- INPUT DATA
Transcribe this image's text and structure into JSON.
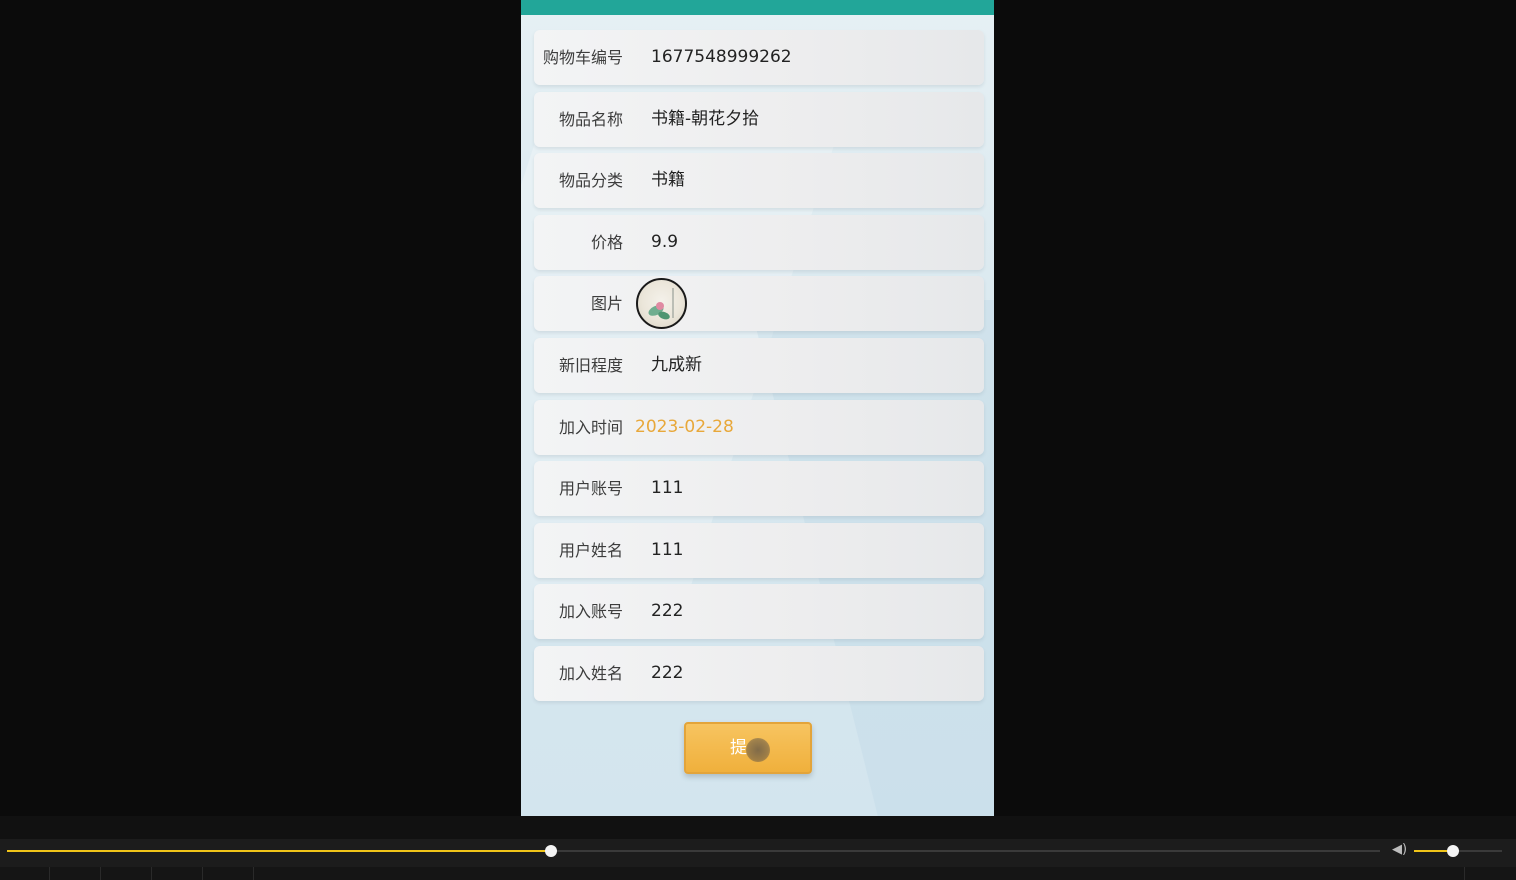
{
  "form": {
    "rows": [
      {
        "label": "购物车编号",
        "value": "1677548999262"
      },
      {
        "label": "物品名称",
        "value": "书籍-朝花夕拾"
      },
      {
        "label": "物品分类",
        "value": "书籍"
      },
      {
        "label": "价格",
        "value": "9.9"
      },
      {
        "label": "图片",
        "value": ""
      },
      {
        "label": "新旧程度",
        "value": "九成新"
      },
      {
        "label": "加入时间",
        "value": "2023-02-28"
      },
      {
        "label": "用户账号",
        "value": "111"
      },
      {
        "label": "用户姓名",
        "value": "111"
      },
      {
        "label": "加入账号",
        "value": "222"
      },
      {
        "label": "加入姓名",
        "value": "222"
      }
    ],
    "submit_label": "提"
  },
  "colors": {
    "header": "#22a699",
    "accent_button": "#f0b03c",
    "date_text": "#e8a83a",
    "progress": "#f0c419"
  },
  "player": {
    "progress_fraction": 0.396,
    "volume_fraction": 0.44,
    "volume_icon": "speaker-icon"
  }
}
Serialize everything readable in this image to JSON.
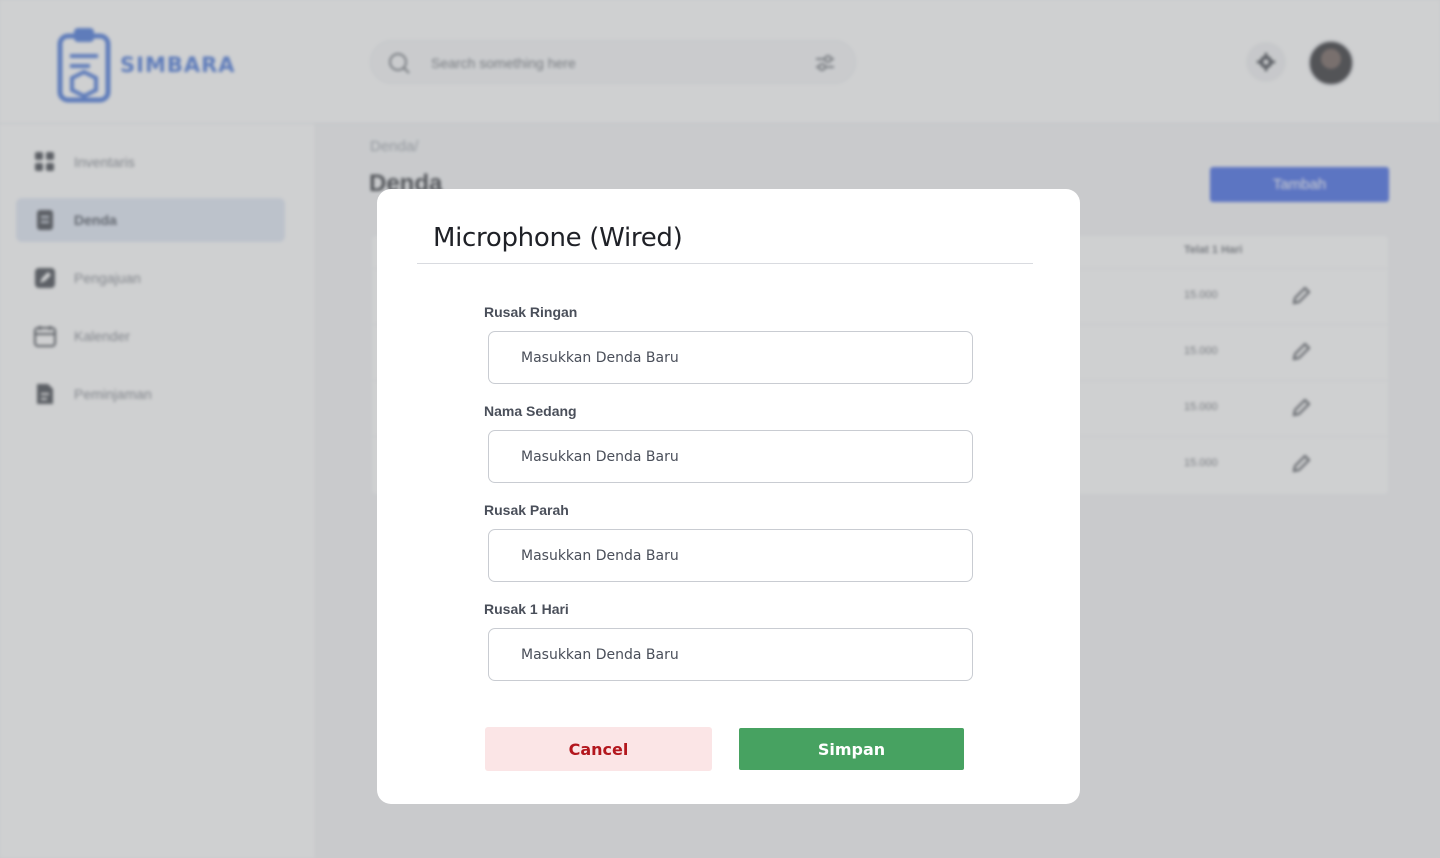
{
  "app": {
    "brand": "SIMBARA",
    "colors": {
      "brand": "#3e6fd8",
      "primary": "#3a62e6",
      "success": "#47a261",
      "danger": "#b3171e",
      "danger_bg": "#fbe5e6"
    }
  },
  "header": {
    "search_placeholder": "Search something here"
  },
  "sidebar": {
    "items": [
      {
        "label": "Inventaris",
        "icon": "grid-icon"
      },
      {
        "label": "Denda",
        "icon": "document-icon",
        "active": true
      },
      {
        "label": "Pengajuan",
        "icon": "edit-icon"
      },
      {
        "label": "Kalender",
        "icon": "calendar-icon"
      },
      {
        "label": "Peminjaman",
        "icon": "file-icon"
      }
    ]
  },
  "main": {
    "breadcrumb": "Denda/",
    "title": "Denda",
    "add_label": "Tambah",
    "table": {
      "last_column_header": "Telat 1 Hari",
      "rows": [
        {
          "value": "15.000"
        },
        {
          "value": "15.000"
        },
        {
          "value": "15.000"
        },
        {
          "value": "15.000"
        }
      ]
    }
  },
  "modal": {
    "title": "Microphone (Wired)",
    "fields": [
      {
        "label": "Rusak Ringan",
        "placeholder": "Masukkan Denda Baru"
      },
      {
        "label": "Nama Sedang",
        "placeholder": "Masukkan Denda Baru"
      },
      {
        "label": "Rusak Parah",
        "placeholder": "Masukkan Denda Baru"
      },
      {
        "label": "Rusak 1 Hari",
        "placeholder": "Masukkan Denda Baru"
      }
    ],
    "cancel_label": "Cancel",
    "save_label": "Simpan"
  }
}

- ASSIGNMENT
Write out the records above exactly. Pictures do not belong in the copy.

- SOLUTION TO THIS EXERCISE
Transcribe this image's text and structure into JSON.
{
  "form": {
    "rows": [
      {
        "label": "购物车编号",
        "value": "1677548999262"
      },
      {
        "label": "物品名称",
        "value": "书籍-朝花夕拾"
      },
      {
        "label": "物品分类",
        "value": "书籍"
      },
      {
        "label": "价格",
        "value": "9.9"
      },
      {
        "label": "图片",
        "value": ""
      },
      {
        "label": "新旧程度",
        "value": "九成新"
      },
      {
        "label": "加入时间",
        "value": "2023-02-28"
      },
      {
        "label": "用户账号",
        "value": "111"
      },
      {
        "label": "用户姓名",
        "value": "111"
      },
      {
        "label": "加入账号",
        "value": "222"
      },
      {
        "label": "加入姓名",
        "value": "222"
      }
    ],
    "submit_label": "提"
  },
  "colors": {
    "header": "#22a699",
    "accent_button": "#f0b03c",
    "date_text": "#e8a83a",
    "progress": "#f0c419"
  },
  "player": {
    "progress_fraction": 0.396,
    "volume_fraction": 0.44,
    "volume_icon": "speaker-icon"
  }
}
Serialize everything readable in this image to JSON.
{
  "app": {
    "brand": "SIMBARA",
    "colors": {
      "brand": "#3e6fd8",
      "primary": "#3a62e6",
      "success": "#47a261",
      "danger": "#b3171e",
      "danger_bg": "#fbe5e6"
    }
  },
  "header": {
    "search_placeholder": "Search something here"
  },
  "sidebar": {
    "items": [
      {
        "label": "Inventaris",
        "icon": "grid-icon"
      },
      {
        "label": "Denda",
        "icon": "document-icon",
        "active": true
      },
      {
        "label": "Pengajuan",
        "icon": "edit-icon"
      },
      {
        "label": "Kalender",
        "icon": "calendar-icon"
      },
      {
        "label": "Peminjaman",
        "icon": "file-icon"
      }
    ]
  },
  "main": {
    "breadcrumb": "Denda/",
    "title": "Denda",
    "add_label": "Tambah",
    "table": {
      "last_column_header": "Telat 1 Hari",
      "rows": [
        {
          "value": "15.000"
        },
        {
          "value": "15.000"
        },
        {
          "value": "15.000"
        },
        {
          "value": "15.000"
        }
      ]
    }
  },
  "modal": {
    "title": "Microphone (Wired)",
    "fields": [
      {
        "label": "Rusak Ringan",
        "placeholder": "Masukkan Denda Baru"
      },
      {
        "label": "Nama Sedang",
        "placeholder": "Masukkan Denda Baru"
      },
      {
        "label": "Rusak Parah",
        "placeholder": "Masukkan Denda Baru"
      },
      {
        "label": "Rusak 1 Hari",
        "placeholder": "Masukkan Denda Baru"
      }
    ],
    "cancel_label": "Cancel",
    "save_label": "Simpan"
  }
}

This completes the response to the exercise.